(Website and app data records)
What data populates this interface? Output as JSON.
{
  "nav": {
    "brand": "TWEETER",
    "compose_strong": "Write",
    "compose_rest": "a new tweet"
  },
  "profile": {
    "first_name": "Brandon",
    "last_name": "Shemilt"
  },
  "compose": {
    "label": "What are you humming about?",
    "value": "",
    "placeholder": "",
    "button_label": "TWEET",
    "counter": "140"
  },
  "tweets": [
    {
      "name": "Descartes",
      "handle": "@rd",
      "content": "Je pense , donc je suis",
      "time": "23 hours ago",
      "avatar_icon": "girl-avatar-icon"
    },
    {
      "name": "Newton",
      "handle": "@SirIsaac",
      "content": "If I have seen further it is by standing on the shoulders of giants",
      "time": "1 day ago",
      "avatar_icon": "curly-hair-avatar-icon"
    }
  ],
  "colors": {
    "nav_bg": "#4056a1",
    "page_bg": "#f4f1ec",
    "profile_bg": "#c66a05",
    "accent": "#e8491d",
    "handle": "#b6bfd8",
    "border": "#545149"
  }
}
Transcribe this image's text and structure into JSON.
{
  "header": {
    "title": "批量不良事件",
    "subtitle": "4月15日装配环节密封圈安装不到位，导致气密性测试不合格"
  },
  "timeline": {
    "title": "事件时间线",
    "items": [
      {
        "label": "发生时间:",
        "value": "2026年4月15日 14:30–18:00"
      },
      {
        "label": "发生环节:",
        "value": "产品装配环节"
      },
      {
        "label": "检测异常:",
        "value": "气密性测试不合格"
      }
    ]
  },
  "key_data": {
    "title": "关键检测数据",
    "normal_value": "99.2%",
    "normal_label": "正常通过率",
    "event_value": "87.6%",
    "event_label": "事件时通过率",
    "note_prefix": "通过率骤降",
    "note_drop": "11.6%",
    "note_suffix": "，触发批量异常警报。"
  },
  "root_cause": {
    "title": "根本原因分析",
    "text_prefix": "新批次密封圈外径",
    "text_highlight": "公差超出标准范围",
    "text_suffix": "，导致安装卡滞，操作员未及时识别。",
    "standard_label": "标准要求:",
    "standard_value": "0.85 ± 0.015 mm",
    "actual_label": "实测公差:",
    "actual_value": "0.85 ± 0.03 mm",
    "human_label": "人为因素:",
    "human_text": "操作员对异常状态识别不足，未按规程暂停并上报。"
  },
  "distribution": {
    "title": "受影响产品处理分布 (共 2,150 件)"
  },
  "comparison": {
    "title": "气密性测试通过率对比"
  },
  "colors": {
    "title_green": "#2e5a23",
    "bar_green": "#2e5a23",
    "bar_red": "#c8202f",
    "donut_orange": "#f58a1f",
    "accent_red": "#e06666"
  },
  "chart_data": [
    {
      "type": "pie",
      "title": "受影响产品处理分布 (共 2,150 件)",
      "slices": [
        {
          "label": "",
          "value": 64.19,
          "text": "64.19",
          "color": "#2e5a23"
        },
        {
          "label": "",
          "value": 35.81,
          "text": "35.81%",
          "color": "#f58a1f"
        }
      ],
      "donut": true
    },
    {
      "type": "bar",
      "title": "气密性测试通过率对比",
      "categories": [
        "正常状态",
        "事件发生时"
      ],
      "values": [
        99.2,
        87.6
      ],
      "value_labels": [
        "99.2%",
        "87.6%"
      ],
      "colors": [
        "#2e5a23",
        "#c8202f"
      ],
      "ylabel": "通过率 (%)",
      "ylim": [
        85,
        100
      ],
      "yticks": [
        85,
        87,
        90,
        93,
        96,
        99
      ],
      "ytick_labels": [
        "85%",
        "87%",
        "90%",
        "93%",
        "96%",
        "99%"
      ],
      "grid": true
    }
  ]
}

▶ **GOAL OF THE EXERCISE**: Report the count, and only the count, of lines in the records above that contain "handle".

▶ **EXERCISE ANSWER**: 3